So, the cup of their house blend was okay, but over-roasted. The espresso was different. The first sips were lovely with chocolaty notes and some pungency that you expect from a dark roast. However, as the espresso cooled down, the coffee was absolutely unpalatable. You may expect a coffee roaster to be unfairly subjective and believe that they have the best coffee, ever. Yet, I truly have great willingness to give anyone’s coffee a chance. For example, on my trip to Baltimore, I stopped in at Dublin Coffee Roasters in Frederick and enjoyed cup after cup of wonderful coffee. The coffee roaster, Serina, gave me a tour of her roasting facility and I happily tried several of her coffee blends. But, I digress. My point is that the first and last impressions are important. Sometimes, I’ll roast a single origin coffee, cup it and love the first impression. The first hot sips, the glorious aromatics, and the smooth and interesting mouthfeel. After letting the coffee cool down to room temperature, some coffees change drastically to a poor cup. Is it 

Coffee forensics include “Drinking for the Cycle” with each coffee, #FIVEPT (French Press, Iced, Vacuum Syphon, Espresso, Pourover, and Turkish.) Every brewing style brings different notes, mouthfeel, body, depth from each coffee. Then, we ask, how does the coffee taste immediately after roasting, and every day afterwards until its timely demise (2.5 weeks)? Finally, and often most importantly, how does it taste when it cools completely? There are some coffees that I’ve roasted and cupped that die completely when they cool down. They become just a plain cup of coffee with nothing interesting. Others taste off or have bad flavors.
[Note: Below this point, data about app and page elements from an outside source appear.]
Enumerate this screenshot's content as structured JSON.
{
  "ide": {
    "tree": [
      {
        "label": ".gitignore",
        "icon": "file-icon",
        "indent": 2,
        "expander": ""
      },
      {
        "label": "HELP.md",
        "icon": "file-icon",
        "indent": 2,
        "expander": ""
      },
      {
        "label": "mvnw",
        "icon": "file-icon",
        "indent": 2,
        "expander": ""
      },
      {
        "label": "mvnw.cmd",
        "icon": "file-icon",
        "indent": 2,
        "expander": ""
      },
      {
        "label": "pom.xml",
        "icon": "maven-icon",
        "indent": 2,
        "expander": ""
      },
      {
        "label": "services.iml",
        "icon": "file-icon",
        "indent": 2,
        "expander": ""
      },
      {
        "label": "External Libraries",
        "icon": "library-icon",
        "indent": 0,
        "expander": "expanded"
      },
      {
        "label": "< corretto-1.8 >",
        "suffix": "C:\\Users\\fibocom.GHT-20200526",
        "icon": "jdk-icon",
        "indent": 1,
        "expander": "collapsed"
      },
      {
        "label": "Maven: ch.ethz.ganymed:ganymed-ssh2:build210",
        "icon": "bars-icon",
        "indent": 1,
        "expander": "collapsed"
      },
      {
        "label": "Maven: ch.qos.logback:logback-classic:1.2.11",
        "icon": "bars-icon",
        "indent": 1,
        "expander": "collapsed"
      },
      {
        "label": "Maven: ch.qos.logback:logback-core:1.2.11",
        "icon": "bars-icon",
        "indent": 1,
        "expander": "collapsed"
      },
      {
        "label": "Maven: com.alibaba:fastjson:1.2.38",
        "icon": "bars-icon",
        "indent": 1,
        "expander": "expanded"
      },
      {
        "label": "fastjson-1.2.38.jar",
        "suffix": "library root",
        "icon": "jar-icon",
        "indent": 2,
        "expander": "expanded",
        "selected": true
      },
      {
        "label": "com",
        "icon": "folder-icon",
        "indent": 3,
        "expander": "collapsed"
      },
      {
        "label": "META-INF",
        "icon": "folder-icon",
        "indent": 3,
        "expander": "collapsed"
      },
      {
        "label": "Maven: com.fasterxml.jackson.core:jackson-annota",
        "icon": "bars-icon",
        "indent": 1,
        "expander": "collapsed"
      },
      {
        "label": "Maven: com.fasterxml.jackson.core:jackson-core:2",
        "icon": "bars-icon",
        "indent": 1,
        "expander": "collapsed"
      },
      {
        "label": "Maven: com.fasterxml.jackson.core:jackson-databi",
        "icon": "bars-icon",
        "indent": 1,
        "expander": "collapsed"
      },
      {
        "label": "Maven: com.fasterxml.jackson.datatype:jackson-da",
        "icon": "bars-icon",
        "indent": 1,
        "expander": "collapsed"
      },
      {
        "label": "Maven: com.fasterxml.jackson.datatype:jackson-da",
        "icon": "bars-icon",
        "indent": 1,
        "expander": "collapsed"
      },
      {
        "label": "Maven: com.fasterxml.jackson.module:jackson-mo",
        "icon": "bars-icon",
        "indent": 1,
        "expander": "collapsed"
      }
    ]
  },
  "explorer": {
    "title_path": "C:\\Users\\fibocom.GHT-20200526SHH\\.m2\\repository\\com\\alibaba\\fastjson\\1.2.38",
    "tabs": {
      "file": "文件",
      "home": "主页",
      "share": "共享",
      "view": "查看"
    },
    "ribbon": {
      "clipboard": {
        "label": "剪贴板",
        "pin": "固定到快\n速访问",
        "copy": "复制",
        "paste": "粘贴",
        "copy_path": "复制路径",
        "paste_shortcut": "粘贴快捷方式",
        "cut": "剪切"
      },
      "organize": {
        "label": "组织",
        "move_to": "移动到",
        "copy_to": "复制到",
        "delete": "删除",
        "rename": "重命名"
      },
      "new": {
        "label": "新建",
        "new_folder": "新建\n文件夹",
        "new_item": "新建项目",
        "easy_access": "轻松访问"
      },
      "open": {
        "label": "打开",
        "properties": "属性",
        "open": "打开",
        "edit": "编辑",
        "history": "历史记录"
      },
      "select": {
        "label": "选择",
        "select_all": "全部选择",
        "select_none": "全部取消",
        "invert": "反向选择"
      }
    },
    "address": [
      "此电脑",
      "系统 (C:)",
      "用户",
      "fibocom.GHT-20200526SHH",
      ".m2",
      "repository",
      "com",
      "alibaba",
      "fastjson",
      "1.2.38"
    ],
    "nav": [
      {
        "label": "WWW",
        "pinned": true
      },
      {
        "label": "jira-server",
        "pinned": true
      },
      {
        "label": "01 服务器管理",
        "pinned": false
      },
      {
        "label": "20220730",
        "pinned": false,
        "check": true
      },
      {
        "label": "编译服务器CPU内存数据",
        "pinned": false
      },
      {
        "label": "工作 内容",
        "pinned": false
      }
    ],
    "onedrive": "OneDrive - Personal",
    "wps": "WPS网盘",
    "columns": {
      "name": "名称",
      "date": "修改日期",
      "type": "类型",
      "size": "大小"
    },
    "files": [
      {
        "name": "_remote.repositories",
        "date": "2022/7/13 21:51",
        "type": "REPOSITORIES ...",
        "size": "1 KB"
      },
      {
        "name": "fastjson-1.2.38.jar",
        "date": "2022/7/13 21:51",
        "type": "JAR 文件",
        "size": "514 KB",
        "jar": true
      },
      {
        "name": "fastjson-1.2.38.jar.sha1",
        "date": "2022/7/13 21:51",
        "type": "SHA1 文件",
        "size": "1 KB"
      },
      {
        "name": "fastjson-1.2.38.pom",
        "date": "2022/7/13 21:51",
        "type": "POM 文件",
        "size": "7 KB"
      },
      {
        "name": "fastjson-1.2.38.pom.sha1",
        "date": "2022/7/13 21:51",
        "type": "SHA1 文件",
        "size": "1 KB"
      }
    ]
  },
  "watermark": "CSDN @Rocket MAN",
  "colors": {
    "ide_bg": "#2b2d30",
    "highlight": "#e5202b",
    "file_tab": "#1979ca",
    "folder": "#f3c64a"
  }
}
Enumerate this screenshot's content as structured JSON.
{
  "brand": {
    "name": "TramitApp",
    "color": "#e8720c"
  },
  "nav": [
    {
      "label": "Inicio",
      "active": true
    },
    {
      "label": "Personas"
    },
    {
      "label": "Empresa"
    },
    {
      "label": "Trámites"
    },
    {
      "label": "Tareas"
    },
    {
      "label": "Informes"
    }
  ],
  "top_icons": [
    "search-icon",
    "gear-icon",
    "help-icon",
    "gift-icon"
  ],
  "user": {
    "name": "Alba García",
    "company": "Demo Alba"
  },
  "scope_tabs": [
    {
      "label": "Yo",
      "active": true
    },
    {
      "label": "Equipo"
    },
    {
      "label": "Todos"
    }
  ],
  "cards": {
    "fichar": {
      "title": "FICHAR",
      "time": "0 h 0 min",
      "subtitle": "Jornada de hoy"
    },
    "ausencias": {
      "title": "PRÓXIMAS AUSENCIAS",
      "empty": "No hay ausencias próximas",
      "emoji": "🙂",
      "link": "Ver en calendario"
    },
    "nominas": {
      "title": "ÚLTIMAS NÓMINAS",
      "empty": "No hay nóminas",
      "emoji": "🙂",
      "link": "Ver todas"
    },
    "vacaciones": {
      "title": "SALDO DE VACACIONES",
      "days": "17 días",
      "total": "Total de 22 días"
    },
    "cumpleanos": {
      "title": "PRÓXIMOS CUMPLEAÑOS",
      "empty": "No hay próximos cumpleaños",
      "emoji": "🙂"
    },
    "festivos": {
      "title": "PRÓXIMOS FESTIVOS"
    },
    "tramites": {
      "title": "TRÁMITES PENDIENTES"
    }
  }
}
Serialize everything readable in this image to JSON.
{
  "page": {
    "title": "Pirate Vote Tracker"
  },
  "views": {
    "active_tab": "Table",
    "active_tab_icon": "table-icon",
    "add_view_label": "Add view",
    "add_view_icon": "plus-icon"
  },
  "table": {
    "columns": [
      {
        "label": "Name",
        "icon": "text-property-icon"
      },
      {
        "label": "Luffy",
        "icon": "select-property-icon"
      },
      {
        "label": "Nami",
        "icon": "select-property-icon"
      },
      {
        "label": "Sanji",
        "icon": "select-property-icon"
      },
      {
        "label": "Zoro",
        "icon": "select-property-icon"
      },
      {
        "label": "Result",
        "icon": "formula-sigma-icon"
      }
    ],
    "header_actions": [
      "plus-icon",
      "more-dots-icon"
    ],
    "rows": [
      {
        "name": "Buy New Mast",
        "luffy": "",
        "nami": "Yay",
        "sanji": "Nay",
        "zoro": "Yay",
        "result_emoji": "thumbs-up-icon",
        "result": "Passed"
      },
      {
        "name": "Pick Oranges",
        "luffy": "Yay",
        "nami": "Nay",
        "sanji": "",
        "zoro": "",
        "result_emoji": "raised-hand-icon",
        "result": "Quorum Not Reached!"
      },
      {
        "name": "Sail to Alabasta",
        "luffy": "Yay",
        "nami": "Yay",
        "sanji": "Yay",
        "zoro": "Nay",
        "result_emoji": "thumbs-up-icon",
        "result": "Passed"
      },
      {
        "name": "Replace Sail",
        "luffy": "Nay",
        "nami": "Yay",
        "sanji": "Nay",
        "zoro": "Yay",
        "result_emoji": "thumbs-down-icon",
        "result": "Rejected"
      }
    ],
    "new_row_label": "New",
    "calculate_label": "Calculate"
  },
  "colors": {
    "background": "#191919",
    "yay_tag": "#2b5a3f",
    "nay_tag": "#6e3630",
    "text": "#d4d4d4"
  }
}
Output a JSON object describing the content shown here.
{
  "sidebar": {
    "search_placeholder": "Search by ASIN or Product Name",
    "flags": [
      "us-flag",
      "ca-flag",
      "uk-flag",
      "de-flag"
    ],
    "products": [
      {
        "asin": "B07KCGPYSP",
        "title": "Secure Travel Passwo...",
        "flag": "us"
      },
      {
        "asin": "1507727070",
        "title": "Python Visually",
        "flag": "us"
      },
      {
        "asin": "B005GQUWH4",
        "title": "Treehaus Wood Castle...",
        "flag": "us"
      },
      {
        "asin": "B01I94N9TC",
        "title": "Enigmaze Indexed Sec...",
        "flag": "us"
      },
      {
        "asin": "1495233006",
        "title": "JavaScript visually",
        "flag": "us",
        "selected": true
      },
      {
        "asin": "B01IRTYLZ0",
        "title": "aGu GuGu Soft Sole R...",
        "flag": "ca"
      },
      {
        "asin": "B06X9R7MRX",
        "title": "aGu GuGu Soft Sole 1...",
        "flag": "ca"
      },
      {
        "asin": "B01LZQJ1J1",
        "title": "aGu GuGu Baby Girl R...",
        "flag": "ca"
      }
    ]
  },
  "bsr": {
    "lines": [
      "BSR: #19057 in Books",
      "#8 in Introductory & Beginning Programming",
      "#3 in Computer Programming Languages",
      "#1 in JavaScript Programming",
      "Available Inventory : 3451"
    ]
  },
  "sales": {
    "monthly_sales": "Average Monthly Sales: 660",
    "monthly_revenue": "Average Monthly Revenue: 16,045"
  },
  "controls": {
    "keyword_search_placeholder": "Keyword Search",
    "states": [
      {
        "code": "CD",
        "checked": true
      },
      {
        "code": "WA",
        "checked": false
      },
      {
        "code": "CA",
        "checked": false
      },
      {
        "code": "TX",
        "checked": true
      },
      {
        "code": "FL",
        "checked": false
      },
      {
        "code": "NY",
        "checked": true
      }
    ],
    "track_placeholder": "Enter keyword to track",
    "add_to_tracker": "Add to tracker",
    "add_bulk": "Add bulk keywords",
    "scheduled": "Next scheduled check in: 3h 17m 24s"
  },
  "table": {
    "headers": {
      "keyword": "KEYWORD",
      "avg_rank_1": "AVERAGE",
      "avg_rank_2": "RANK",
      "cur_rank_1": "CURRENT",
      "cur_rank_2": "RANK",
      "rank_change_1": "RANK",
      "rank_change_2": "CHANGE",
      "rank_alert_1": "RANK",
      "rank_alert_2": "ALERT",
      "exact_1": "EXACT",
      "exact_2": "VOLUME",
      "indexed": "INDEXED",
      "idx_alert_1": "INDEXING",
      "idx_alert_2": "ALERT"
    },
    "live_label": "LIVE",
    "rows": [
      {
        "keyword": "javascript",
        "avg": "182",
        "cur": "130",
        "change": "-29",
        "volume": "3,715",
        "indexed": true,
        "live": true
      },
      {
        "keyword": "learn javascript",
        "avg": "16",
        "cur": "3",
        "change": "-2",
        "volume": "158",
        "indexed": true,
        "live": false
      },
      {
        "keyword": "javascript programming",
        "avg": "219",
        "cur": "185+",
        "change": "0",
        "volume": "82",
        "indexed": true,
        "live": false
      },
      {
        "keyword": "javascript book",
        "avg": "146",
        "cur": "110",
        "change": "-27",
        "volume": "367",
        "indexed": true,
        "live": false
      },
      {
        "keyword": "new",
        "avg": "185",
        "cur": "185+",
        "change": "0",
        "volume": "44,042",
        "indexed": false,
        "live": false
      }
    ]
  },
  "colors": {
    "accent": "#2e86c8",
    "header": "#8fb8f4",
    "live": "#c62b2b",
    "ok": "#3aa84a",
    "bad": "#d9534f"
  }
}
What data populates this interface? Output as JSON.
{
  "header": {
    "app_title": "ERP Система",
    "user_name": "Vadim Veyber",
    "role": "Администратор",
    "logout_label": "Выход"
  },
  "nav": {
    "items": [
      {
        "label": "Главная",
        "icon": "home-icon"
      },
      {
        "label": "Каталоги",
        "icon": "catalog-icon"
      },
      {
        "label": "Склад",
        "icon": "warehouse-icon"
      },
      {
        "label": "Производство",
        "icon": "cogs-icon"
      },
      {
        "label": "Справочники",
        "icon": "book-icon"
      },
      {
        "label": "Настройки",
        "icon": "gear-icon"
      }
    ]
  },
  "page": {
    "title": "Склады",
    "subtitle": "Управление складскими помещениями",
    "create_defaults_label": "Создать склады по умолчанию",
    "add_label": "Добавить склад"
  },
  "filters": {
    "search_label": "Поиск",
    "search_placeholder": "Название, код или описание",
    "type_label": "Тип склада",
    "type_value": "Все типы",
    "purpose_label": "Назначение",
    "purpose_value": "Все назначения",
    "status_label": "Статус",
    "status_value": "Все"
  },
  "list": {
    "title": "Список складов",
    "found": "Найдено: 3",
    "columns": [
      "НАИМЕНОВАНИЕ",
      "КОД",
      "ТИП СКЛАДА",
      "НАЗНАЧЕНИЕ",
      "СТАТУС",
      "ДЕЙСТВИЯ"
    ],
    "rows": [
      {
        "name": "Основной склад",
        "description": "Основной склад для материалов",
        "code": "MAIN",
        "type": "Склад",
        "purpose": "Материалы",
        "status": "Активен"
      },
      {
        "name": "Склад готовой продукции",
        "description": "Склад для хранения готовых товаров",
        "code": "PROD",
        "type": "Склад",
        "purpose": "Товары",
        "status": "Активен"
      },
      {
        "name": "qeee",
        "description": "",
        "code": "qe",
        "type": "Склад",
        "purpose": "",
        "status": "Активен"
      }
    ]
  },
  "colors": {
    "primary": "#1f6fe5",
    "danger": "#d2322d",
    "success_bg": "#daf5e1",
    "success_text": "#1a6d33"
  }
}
The thoughtful coffee roaster tries to imagine all of the different situations that the customer will brew and serve their coffee.